» WORK TO BE COMPLETED
Output all of the entries exactly as they are given.

==== DATA PROVIDED

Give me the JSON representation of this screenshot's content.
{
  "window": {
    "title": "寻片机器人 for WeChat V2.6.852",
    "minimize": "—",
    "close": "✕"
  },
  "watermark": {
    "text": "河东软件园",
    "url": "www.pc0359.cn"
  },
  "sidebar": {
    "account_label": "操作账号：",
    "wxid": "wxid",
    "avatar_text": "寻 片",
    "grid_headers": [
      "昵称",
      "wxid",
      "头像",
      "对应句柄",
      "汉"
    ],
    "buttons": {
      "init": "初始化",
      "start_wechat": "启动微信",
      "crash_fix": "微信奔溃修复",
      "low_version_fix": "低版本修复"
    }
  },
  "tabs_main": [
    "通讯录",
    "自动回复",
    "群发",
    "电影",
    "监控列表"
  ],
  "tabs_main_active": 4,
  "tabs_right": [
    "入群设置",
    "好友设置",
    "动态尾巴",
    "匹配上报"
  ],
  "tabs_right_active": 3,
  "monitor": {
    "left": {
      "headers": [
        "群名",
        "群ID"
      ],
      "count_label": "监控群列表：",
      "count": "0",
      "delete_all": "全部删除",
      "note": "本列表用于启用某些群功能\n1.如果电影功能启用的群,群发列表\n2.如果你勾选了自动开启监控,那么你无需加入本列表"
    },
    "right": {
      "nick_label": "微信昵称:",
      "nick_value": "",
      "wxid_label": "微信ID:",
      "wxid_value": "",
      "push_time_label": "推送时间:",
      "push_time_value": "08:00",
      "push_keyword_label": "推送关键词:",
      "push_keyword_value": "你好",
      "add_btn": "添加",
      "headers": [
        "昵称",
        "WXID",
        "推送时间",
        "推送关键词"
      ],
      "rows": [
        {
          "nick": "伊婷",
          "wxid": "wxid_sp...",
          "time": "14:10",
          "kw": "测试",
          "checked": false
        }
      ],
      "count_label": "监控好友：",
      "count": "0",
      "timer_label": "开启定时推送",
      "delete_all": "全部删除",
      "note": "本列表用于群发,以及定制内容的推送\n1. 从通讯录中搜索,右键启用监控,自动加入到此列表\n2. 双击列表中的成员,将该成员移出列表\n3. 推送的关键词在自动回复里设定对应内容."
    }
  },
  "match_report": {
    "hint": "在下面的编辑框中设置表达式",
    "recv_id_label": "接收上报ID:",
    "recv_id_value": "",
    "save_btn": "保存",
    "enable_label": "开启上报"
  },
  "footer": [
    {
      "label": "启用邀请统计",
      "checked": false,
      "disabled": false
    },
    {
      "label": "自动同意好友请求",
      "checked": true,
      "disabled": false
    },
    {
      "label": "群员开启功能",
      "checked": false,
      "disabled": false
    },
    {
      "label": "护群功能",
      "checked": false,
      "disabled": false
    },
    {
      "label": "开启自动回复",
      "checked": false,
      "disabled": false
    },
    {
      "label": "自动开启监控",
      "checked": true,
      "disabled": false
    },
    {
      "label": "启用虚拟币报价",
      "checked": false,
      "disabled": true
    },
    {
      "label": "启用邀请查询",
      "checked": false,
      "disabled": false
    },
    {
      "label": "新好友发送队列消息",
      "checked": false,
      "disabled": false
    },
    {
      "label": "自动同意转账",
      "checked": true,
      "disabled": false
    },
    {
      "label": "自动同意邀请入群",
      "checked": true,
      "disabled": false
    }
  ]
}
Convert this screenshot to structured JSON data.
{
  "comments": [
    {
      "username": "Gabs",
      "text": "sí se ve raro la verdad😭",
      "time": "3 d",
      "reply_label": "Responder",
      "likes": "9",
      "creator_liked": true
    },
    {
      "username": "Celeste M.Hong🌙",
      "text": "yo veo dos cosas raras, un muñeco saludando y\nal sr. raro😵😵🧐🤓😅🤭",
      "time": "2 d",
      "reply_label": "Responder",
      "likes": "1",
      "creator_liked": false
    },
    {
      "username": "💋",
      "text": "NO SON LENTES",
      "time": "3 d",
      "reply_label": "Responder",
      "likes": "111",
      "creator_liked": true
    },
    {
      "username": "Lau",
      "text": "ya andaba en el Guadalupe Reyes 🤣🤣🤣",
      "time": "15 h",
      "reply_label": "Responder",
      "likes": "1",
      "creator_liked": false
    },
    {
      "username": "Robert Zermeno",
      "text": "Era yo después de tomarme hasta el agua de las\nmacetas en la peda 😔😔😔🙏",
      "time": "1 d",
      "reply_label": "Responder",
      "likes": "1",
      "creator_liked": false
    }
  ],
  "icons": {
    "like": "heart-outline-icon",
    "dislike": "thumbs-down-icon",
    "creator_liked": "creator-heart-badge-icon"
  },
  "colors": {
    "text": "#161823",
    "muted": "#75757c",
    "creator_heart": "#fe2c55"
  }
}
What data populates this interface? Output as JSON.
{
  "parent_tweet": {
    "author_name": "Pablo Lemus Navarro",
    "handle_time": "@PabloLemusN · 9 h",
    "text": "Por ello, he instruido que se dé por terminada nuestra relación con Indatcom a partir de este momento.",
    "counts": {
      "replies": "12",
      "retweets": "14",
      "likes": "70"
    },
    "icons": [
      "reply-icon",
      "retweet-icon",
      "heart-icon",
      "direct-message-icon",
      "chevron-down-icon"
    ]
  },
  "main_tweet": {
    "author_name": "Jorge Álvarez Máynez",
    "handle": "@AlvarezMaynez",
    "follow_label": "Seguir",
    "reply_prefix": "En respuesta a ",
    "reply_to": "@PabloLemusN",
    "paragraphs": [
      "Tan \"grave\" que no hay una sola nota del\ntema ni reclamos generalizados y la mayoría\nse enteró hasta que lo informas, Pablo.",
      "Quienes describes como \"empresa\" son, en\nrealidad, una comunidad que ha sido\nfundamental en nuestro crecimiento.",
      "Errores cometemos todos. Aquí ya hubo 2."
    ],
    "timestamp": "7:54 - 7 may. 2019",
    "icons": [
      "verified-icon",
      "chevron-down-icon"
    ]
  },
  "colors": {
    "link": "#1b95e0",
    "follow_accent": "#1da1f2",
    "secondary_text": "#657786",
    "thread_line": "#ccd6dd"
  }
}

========

» WRITTEN ANSWER
Give me the JSON representation of this screenshot's content.
{
  "window": {
    "title": "寻片机器人 for WeChat V2.6.852",
    "minimize": "—",
    "close": "✕"
  },
  "watermark": {
    "text": "河东软件园",
    "url": "www.pc0359.cn"
  },
  "sidebar": {
    "account_label": "操作账号：",
    "wxid": "wxid",
    "avatar_text": "寻 片",
    "grid_headers": [
      "昵称",
      "wxid",
      "头像",
      "对应句柄",
      "汉"
    ],
    "buttons": {
      "init": "初始化",
      "start_wechat": "启动微信",
      "crash_fix": "微信奔溃修复",
      "low_version_fix": "低版本修复"
    }
  },
  "tabs_main": [
    "通讯录",
    "自动回复",
    "群发",
    "电影",
    "监控列表"
  ],
  "tabs_main_active": 4,
  "tabs_right": [
    "入群设置",
    "好友设置",
    "动态尾巴",
    "匹配上报"
  ],
  "tabs_right_active": 3,
  "monitor": {
    "left": {
      "headers": [
        "群名",
        "群ID"
      ],
      "count_label": "监控群列表：",
      "count": "0",
      "delete_all": "全部删除",
      "note": "本列表用于启用某些群功能\n1.如果电影功能启用的群,群发列表\n2.如果你勾选了自动开启监控,那么你无需加入本列表"
    },
    "right": {
      "nick_label": "微信昵称:",
      "nick_value": "",
      "wxid_label": "微信ID:",
      "wxid_value": "",
      "push_time_label": "推送时间:",
      "push_time_value": "08:00",
      "push_keyword_label": "推送关键词:",
      "push_keyword_value": "你好",
      "add_btn": "添加",
      "headers": [
        "昵称",
        "WXID",
        "推送时间",
        "推送关键词"
      ],
      "rows": [
        {
          "nick": "伊婷",
          "wxid": "wxid_sp...",
          "time": "14:10",
          "kw": "测试",
          "checked": false
        }
      ],
      "count_label": "监控好友：",
      "count": "0",
      "timer_label": "开启定时推送",
      "delete_all": "全部删除",
      "note": "本列表用于群发,以及定制内容的推送\n1. 从通讯录中搜索,右键启用监控,自动加入到此列表\n2. 双击列表中的成员,将该成员移出列表\n3. 推送的关键词在自动回复里设定对应内容."
    }
  },
  "match_report": {
    "hint": "在下面的编辑框中设置表达式",
    "recv_id_label": "接收上报ID:",
    "recv_id_value": "",
    "save_btn": "保存",
    "enable_label": "开启上报"
  },
  "footer": [
    {
      "label": "启用邀请统计",
      "checked": false,
      "disabled": false
    },
    {
      "label": "自动同意好友请求",
      "checked": true,
      "disabled": false
    },
    {
      "label": "群员开启功能",
      "checked": false,
      "disabled": false
    },
    {
      "label": "护群功能",
      "checked": false,
      "disabled": false
    },
    {
      "label": "开启自动回复",
      "checked": false,
      "disabled": false
    },
    {
      "label": "自动开启监控",
      "checked": true,
      "disabled": false
    },
    {
      "label": "启用虚拟币报价",
      "checked": false,
      "disabled": true
    },
    {
      "label": "启用邀请查询",
      "checked": false,
      "disabled": false
    },
    {
      "label": "新好友发送队列消息",
      "checked": false,
      "disabled": false
    },
    {
      "label": "自动同意转账",
      "checked": true,
      "disabled": false
    },
    {
      "label": "自动同意邀请入群",
      "checked": true,
      "disabled": false
    }
  ]
}
Convert this screenshot to structured JSON data.
{
  "comments": [
    {
      "username": "Gabs",
      "text": "sí se ve raro la verdad😭",
      "time": "3 d",
      "reply_label": "Responder",
      "likes": "9",
      "creator_liked": true
    },
    {
      "username": "Celeste M.Hong🌙",
      "text": "yo veo dos cosas raras, un muñeco saludando y\nal sr. raro😵😵🧐🤓😅🤭",
      "time": "2 d",
      "reply_label": "Responder",
      "likes": "1",
      "creator_liked": false
    },
    {
      "username": "💋",
      "text": "NO SON LENTES",
      "time": "3 d",
      "reply_label": "Responder",
      "likes": "111",
      "creator_liked": true
    },
    {
      "username": "Lau",
      "text": "ya andaba en el Guadalupe Reyes 🤣🤣🤣",
      "time": "15 h",
      "reply_label": "Responder",
      "likes": "1",
      "creator_liked": false
    },
    {
      "username": "Robert Zermeno",
      "text": "Era yo después de tomarme hasta el agua de las\nmacetas en la peda 😔😔😔🙏",
      "time": "1 d",
      "reply_label": "Responder",
      "likes": "1",
      "creator_liked": false
    }
  ],
  "icons": {
    "like": "heart-outline-icon",
    "dislike": "thumbs-down-icon",
    "creator_liked": "creator-heart-badge-icon"
  },
  "colors": {
    "text": "#161823",
    "muted": "#75757c",
    "creator_heart": "#fe2c55"
  }
}
What data populates this interface? Output as JSON.
{
  "parent_tweet": {
    "author_name": "Pablo Lemus Navarro",
    "handle_time": "@PabloLemusN · 9 h",
    "text": "Por ello, he instruido que se dé por terminada nuestra relación con Indatcom a partir de este momento.",
    "counts": {
      "replies": "12",
      "retweets": "14",
      "likes": "70"
    },
    "icons": [
      "reply-icon",
      "retweet-icon",
      "heart-icon",
      "direct-message-icon",
      "chevron-down-icon"
    ]
  },
  "main_tweet": {
    "author_name": "Jorge Álvarez Máynez",
    "handle": "@AlvarezMaynez",
    "follow_label": "Seguir",
    "reply_prefix": "En respuesta a ",
    "reply_to": "@PabloLemusN",
    "paragraphs": [
      "Tan \"grave\" que no hay una sola nota del\ntema ni reclamos generalizados y la mayoría\nse enteró hasta que lo informas, Pablo.",
      "Quienes describes como \"empresa\" son, en\nrealidad, una comunidad que ha sido\nfundamental en nuestro crecimiento.",
      "Errores cometemos todos. Aquí ya hubo 2."
    ],
    "timestamp": "7:54 - 7 may. 2019",
    "icons": [
      "verified-icon",
      "chevron-down-icon"
    ]
  },
  "colors": {
    "link": "#1b95e0",
    "follow_accent": "#1da1f2",
    "secondary_text": "#657786",
    "thread_line": "#ccd6dd"
  }
}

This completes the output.